* DIRECTIONS *
Return each record word for word, keeping none of its pictures.

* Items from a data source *

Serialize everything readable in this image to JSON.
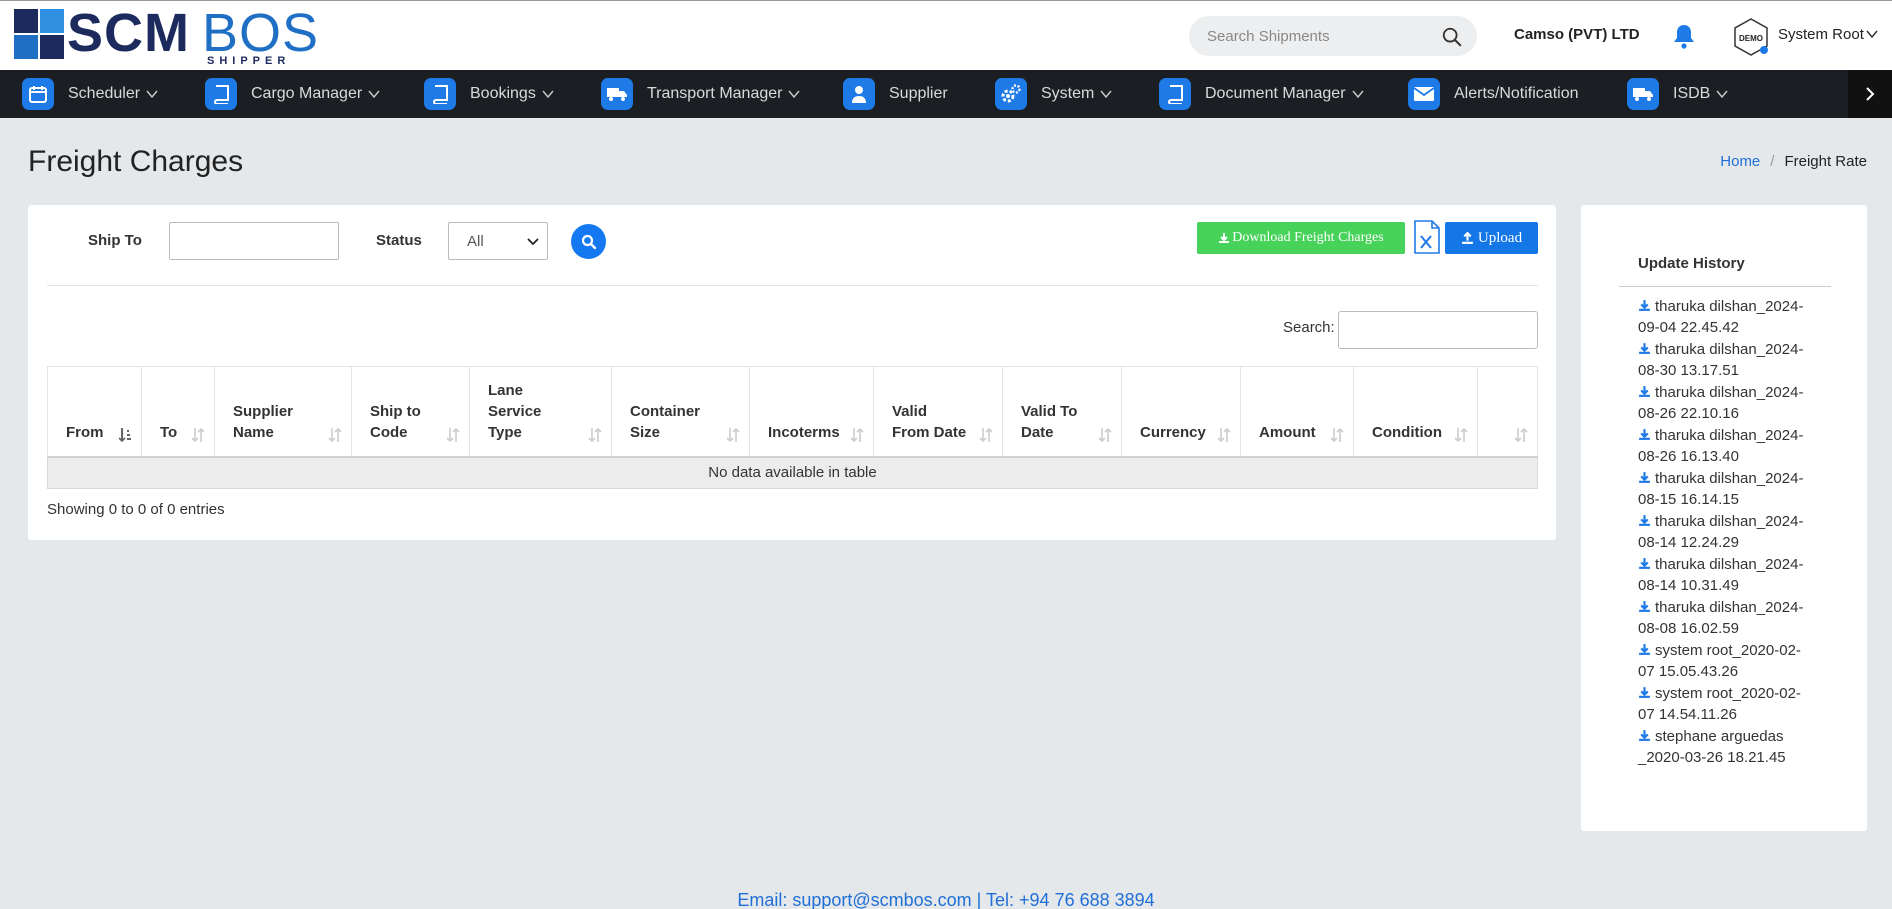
{
  "brand": {
    "logo_main": "SCM",
    "logo_accent": "BOS",
    "logo_sub": "SHIPPER",
    "colors": {
      "nav_bg": "#1b1f23",
      "accent": "#1e7ae6",
      "download_green": "#47d25a",
      "link_blue": "#1f6fd8"
    }
  },
  "header": {
    "search_placeholder": "Search Shipments",
    "company": "Camso (PVT) LTD",
    "avatar_badge": "DEMO",
    "user_name": "System Root"
  },
  "nav": {
    "items": [
      {
        "label": "Scheduler",
        "icon": "calendar-icon",
        "has_menu": true
      },
      {
        "label": "Cargo Manager",
        "icon": "book-icon",
        "has_menu": true
      },
      {
        "label": "Bookings",
        "icon": "book-icon",
        "has_menu": true
      },
      {
        "label": "Transport Manager",
        "icon": "truck-icon",
        "has_menu": true
      },
      {
        "label": "Supplier",
        "icon": "user-icon",
        "has_menu": false
      },
      {
        "label": "System",
        "icon": "gears-icon",
        "has_menu": true
      },
      {
        "label": "Document Manager",
        "icon": "book-icon",
        "has_menu": true
      },
      {
        "label": "Alerts/Notification",
        "icon": "envelope-icon",
        "has_menu": false
      },
      {
        "label": "ISDB",
        "icon": "truck-icon",
        "has_menu": true
      }
    ]
  },
  "page": {
    "title": "Freight Charges",
    "breadcrumb_home": "Home",
    "breadcrumb_sep": "/",
    "breadcrumb_current": "Freight Rate"
  },
  "filters": {
    "ship_to_label": "Ship To",
    "ship_to_value": "",
    "status_label": "Status",
    "status_selected": "All",
    "download_label": "Download Freight Charges",
    "upload_label": "Upload"
  },
  "table": {
    "search_label": "Search:",
    "search_value": "",
    "columns": [
      [
        "From"
      ],
      [
        "To"
      ],
      [
        "Supplier",
        "Name"
      ],
      [
        "Ship to",
        "Code"
      ],
      [
        "Lane",
        "Service",
        "Type"
      ],
      [
        "Container",
        "Size"
      ],
      [
        "Incoterms"
      ],
      [
        "Valid",
        "From Date"
      ],
      [
        "Valid To",
        "Date"
      ],
      [
        "Currency"
      ],
      [
        "Amount"
      ],
      [
        "Condition"
      ],
      [
        ""
      ]
    ],
    "empty_text": "No data available in table",
    "showing_text": "Showing 0 to 0 of 0 entries"
  },
  "history": {
    "title": "Update History",
    "entries": [
      [
        "tharuka dilshan_2024-",
        "09-04 22.45.42"
      ],
      [
        "tharuka dilshan_2024-",
        "08-30 13.17.51"
      ],
      [
        "tharuka dilshan_2024-",
        "08-26 22.10.16"
      ],
      [
        "tharuka dilshan_2024-",
        "08-26 16.13.40"
      ],
      [
        "tharuka dilshan_2024-",
        "08-15 16.14.15"
      ],
      [
        "tharuka dilshan_2024-",
        "08-14 12.24.29"
      ],
      [
        "tharuka dilshan_2024-",
        "08-14 10.31.49"
      ],
      [
        "tharuka dilshan_2024-",
        "08-08 16.02.59"
      ],
      [
        "system root_2020-02-",
        "07 15.05.43.26"
      ],
      [
        "system root_2020-02-",
        "07 14.54.11.26"
      ],
      [
        "stephane arguedas",
        "_2020-03-26 18.21.45"
      ]
    ]
  },
  "footer": {
    "text": "Email: support@scmbos.com | Tel: +94 76 688 3894"
  }
}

* EXERCISE SOLUTION *
Serialize everything readable in this image to JSON.
{
  "brand": {
    "logo_main": "SCM",
    "logo_accent": "BOS",
    "logo_sub": "SHIPPER",
    "colors": {
      "nav_bg": "#1b1f23",
      "accent": "#1e7ae6",
      "download_green": "#47d25a",
      "link_blue": "#1f6fd8"
    }
  },
  "header": {
    "search_placeholder": "Search Shipments",
    "company": "Camso (PVT) LTD",
    "avatar_badge": "DEMO",
    "user_name": "System Root"
  },
  "nav": {
    "items": [
      {
        "label": "Scheduler",
        "icon": "calendar-icon",
        "has_menu": true
      },
      {
        "label": "Cargo Manager",
        "icon": "book-icon",
        "has_menu": true
      },
      {
        "label": "Bookings",
        "icon": "book-icon",
        "has_menu": true
      },
      {
        "label": "Transport Manager",
        "icon": "truck-icon",
        "has_menu": true
      },
      {
        "label": "Supplier",
        "icon": "user-icon",
        "has_menu": false
      },
      {
        "label": "System",
        "icon": "gears-icon",
        "has_menu": true
      },
      {
        "label": "Document Manager",
        "icon": "book-icon",
        "has_menu": true
      },
      {
        "label": "Alerts/Notification",
        "icon": "envelope-icon",
        "has_menu": false
      },
      {
        "label": "ISDB",
        "icon": "truck-icon",
        "has_menu": true
      }
    ]
  },
  "page": {
    "title": "Freight Charges",
    "breadcrumb_home": "Home",
    "breadcrumb_sep": "/",
    "breadcrumb_current": "Freight Rate"
  },
  "filters": {
    "ship_to_label": "Ship To",
    "ship_to_value": "",
    "status_label": "Status",
    "status_selected": "All",
    "download_label": "Download Freight Charges",
    "upload_label": "Upload"
  },
  "table": {
    "search_label": "Search:",
    "search_value": "",
    "columns": [
      [
        "From"
      ],
      [
        "To"
      ],
      [
        "Supplier",
        "Name"
      ],
      [
        "Ship to",
        "Code"
      ],
      [
        "Lane",
        "Service",
        "Type"
      ],
      [
        "Container",
        "Size"
      ],
      [
        "Incoterms"
      ],
      [
        "Valid",
        "From Date"
      ],
      [
        "Valid To",
        "Date"
      ],
      [
        "Currency"
      ],
      [
        "Amount"
      ],
      [
        "Condition"
      ],
      [
        ""
      ]
    ],
    "empty_text": "No data available in table",
    "showing_text": "Showing 0 to 0 of 0 entries"
  },
  "history": {
    "title": "Update History",
    "entries": [
      [
        "tharuka dilshan_2024-",
        "09-04 22.45.42"
      ],
      [
        "tharuka dilshan_2024-",
        "08-30 13.17.51"
      ],
      [
        "tharuka dilshan_2024-",
        "08-26 22.10.16"
      ],
      [
        "tharuka dilshan_2024-",
        "08-26 16.13.40"
      ],
      [
        "tharuka dilshan_2024-",
        "08-15 16.14.15"
      ],
      [
        "tharuka dilshan_2024-",
        "08-14 12.24.29"
      ],
      [
        "tharuka dilshan_2024-",
        "08-14 10.31.49"
      ],
      [
        "tharuka dilshan_2024-",
        "08-08 16.02.59"
      ],
      [
        "system root_2020-02-",
        "07 15.05.43.26"
      ],
      [
        "system root_2020-02-",
        "07 14.54.11.26"
      ],
      [
        "stephane arguedas",
        "_2020-03-26 18.21.45"
      ]
    ]
  },
  "footer": {
    "text": "Email: support@scmbos.com | Tel: +94 76 688 3894"
  }
}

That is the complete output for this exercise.